March 31, 2014
Eating Organic Food Does Not Reduce Cancer Risk In Women
redOrbit Staff & Wire Reports - Your Universe Online
Dr. Kathryn Bradbury and her colleagues polled approximately 600,000 female subjects who were at least 50 years of age whether or not they regularly consumed organic foods as part of the Million Women Study. They also looked at how many women went on to develop 16 of the most common forms of cancer in the nine-year period following the study.
Overall, approximately 50,000 women developed cancer during that time. However, Dr. Bradbury’s team discovered no difference in the overall cancer risk between the 180,000 women who said that they had never eaten organic food with the roughly 45,000 ladies who said that the usually or always consume organically grown products.

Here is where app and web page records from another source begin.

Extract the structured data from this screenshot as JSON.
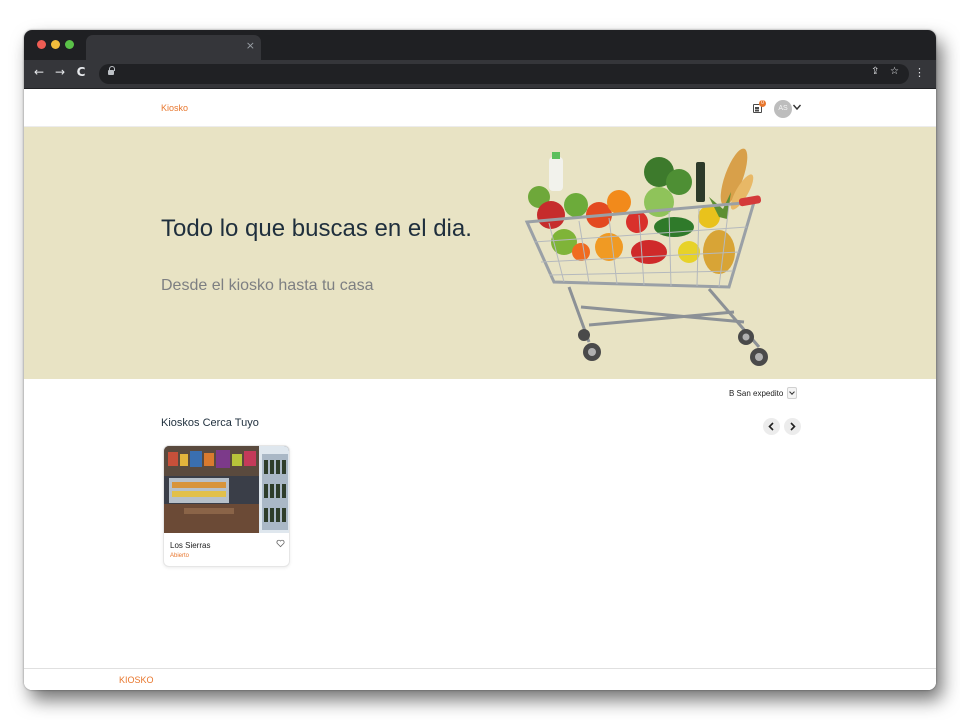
{
  "browser": {
    "tab_close": "×",
    "back": "←",
    "forward": "→",
    "reload": "C",
    "share": "⇪",
    "star": "☆",
    "menu": "⋮"
  },
  "header": {
    "brand": "Kiosko",
    "orders_badge": "0",
    "avatar_initials": "AS"
  },
  "hero": {
    "title": "Todo lo que buscas en el dia.",
    "subtitle": "Desde el kiosko hasta tu casa",
    "background": "#e8e3c4"
  },
  "location": {
    "selected": "B San expedito"
  },
  "nearby": {
    "title": "Kioskos Cerca Tuyo",
    "cards": [
      {
        "name": "Los Sierras",
        "status": "Abierto"
      }
    ]
  },
  "footer": {
    "brand": "KIOSKO"
  },
  "colors": {
    "accent": "#e8772e",
    "heading": "#1f2f3d"
  },
  "icons": [
    "orders-icon",
    "chevron-down-icon",
    "heart-icon",
    "chevron-left-icon",
    "chevron-right-icon",
    "lock-icon"
  ]
}
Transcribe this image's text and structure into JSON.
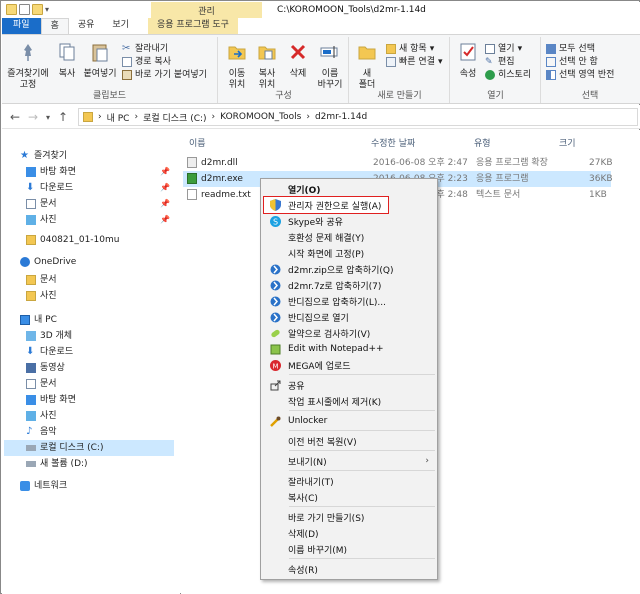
{
  "window": {
    "title_path": "C:\\KOROMOON_Tools\\d2mr-1.14d",
    "manage_label": "관리"
  },
  "ribbon_tabs": [
    "파일",
    "홈",
    "공유",
    "보기",
    "응용 프로그램 도구"
  ],
  "ribbon": {
    "clipboard": {
      "pin_label": "즐겨찾기에\n고정",
      "copy_label": "복사",
      "paste_label": "붙여넣기",
      "cut_label": "잘라내기",
      "copy_path_label": "경로 복사",
      "paste_shortcut_label": "바로 가기 붙여넣기",
      "group_label": "클립보드"
    },
    "organize": {
      "move_label": "이동\n위치",
      "copyto_label": "복사\n위치",
      "delete_label": "삭제",
      "rename_label": "이름\n바꾸기",
      "group_label": "구성"
    },
    "new": {
      "folder_label": "새\n폴더",
      "new_item_label": "새 항목",
      "easy_access_label": "빠른 연결",
      "group_label": "새로 만들기"
    },
    "open": {
      "properties_label": "속성",
      "open_label": "열기",
      "edit_label": "편집",
      "history_label": "히스토리",
      "group_label": "열기"
    },
    "select": {
      "select_all_label": "모두 선택",
      "select_none_label": "선택 안 함",
      "invert_label": "선택 영역 반전",
      "group_label": "선택"
    }
  },
  "breadcrumb": [
    "내 PC",
    "로컬 디스크 (C:)",
    "KOROMOON_Tools",
    "d2mr-1.14d"
  ],
  "nav": {
    "quick_access": "즐겨찾기",
    "quick_items": [
      "바탕 화면",
      "다운로드",
      "문서",
      "사진",
      "040821_01-10mu"
    ],
    "onedrive": "OneDrive",
    "onedrive_items": [
      "문서",
      "사진"
    ],
    "this_pc": "내 PC",
    "pc_items": [
      "3D 개체",
      "다운로드",
      "동영상",
      "문서",
      "바탕 화면",
      "사진",
      "음악",
      "로컬 디스크 (C:)",
      "새 볼륨 (D:)"
    ],
    "network": "네트워크"
  },
  "columns": {
    "name": "이름",
    "date": "수정한 날짜",
    "type": "유형",
    "size": "크기"
  },
  "files": [
    {
      "name": "d2mr.dll",
      "date": "2016-06-08 오후 2:47",
      "type": "응용 프로그램 확장",
      "size": "27KB"
    },
    {
      "name": "d2mr.exe",
      "date": "2016-06-08 오후 2:23",
      "type": "응용 프로그램",
      "size": "36KB"
    },
    {
      "name": "readme.txt",
      "date": "2016-06-08 오후 2:48",
      "type": "텍스트 문서",
      "size": "1KB"
    }
  ],
  "context_menu": [
    {
      "label": "열기(O)",
      "icon": "none",
      "bold": true
    },
    {
      "label": "관리자 권한으로 실행(A)",
      "icon": "shield-icon"
    },
    {
      "label": "Skype와 공유",
      "icon": "skype-icon"
    },
    {
      "label": "호환성 문제 해결(Y)",
      "icon": "none"
    },
    {
      "label": "시작 화면에 고정(P)",
      "icon": "none"
    },
    {
      "label": "d2mr.zip으로 압축하기(Q)",
      "icon": "bandizip-icon"
    },
    {
      "label": "d2mr.7z로 압축하기(7)",
      "icon": "bandizip-icon"
    },
    {
      "label": "반디집으로 압축하기(L)...",
      "icon": "bandizip-icon"
    },
    {
      "label": "반디집으로 열기",
      "icon": "bandizip-icon"
    },
    {
      "label": "알약으로 검사하기(V)",
      "icon": "alyac-icon"
    },
    {
      "label": "Edit with Notepad++",
      "icon": "notepad-icon"
    },
    {
      "label": "MEGA에 업로드",
      "icon": "mega-icon"
    },
    {
      "label": "공유",
      "icon": "share-icon"
    },
    {
      "label": "작업 표시줄에서 제거(K)",
      "icon": "none"
    },
    {
      "label": "Unlocker",
      "icon": "unlocker-icon"
    },
    {
      "label": "이전 버전 복원(V)",
      "icon": "none"
    },
    {
      "label": "보내기(N)",
      "icon": "none"
    },
    {
      "label": "잘라내기(T)",
      "icon": "none"
    },
    {
      "label": "복사(C)",
      "icon": "none"
    },
    {
      "label": "바로 가기 만들기(S)",
      "icon": "none"
    },
    {
      "label": "삭제(D)",
      "icon": "none"
    },
    {
      "label": "이름 바꾸기(M)",
      "icon": "none"
    },
    {
      "label": "속성(R)",
      "icon": "none"
    }
  ],
  "colors": {
    "accent": "#1a6dc9",
    "selection": "#cce8ff",
    "highlight_box": "#e02020",
    "manage_tab": "#f8e7a8"
  }
}
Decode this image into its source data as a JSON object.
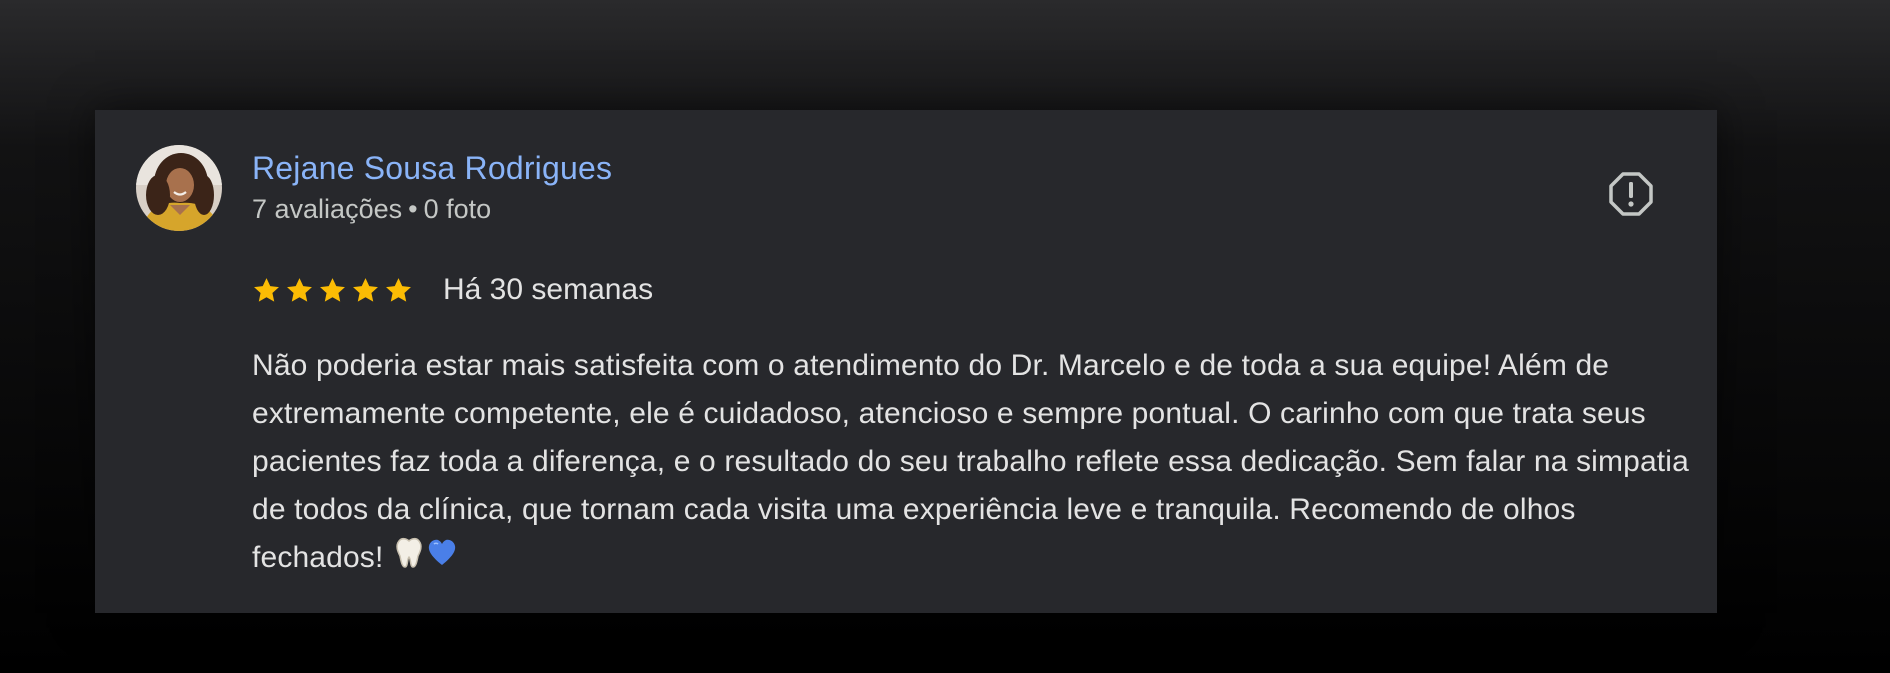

The scientists also looked individually at the 16 most common types of the disease, and found a slight increase in the risk of developing breast cancer and a reduction in the likelihood of contracting non-Hodgkin lymphoma in women who ate primarily organic food. However, that could be due in part to luck and other factors, the authors noted.
“In this large study of middle-aged women in the UK we found no evidence that a woman's overall cancer risk was decreased if she generally ate organic food,” study author and Oxford University epidemiology professor Tim Key said in a statement Friday.
The agricultural industry frequently uses pesticides, and recently many consumers have become concerned that they could increase the risk of cancer. While the study authors report that conventionally grown fruits and vegetables can contain trace amounts of pesticides, there is no evidence to suggest that eating them increases cancer risk.
“This study adds to the evidence that eating organically grown food doesn't lower your overall cancer risk. But if you're anxious about pesticide residues on fruit and vegetables, it's a good idea to wash them before eating,” explained Dr. Claire Knight of Cancer Research UK.
“Scientists have estimated that over 9 percent of cancer cases in the UK may be linked to dietary factors, of which almost 5 percent are linked to not eating enough fruit and vegetables,” she added. “So eating a well-balanced diet which is high in fruit and vegetables – whether conventionally grown or not – can help reduce your cancer risk.”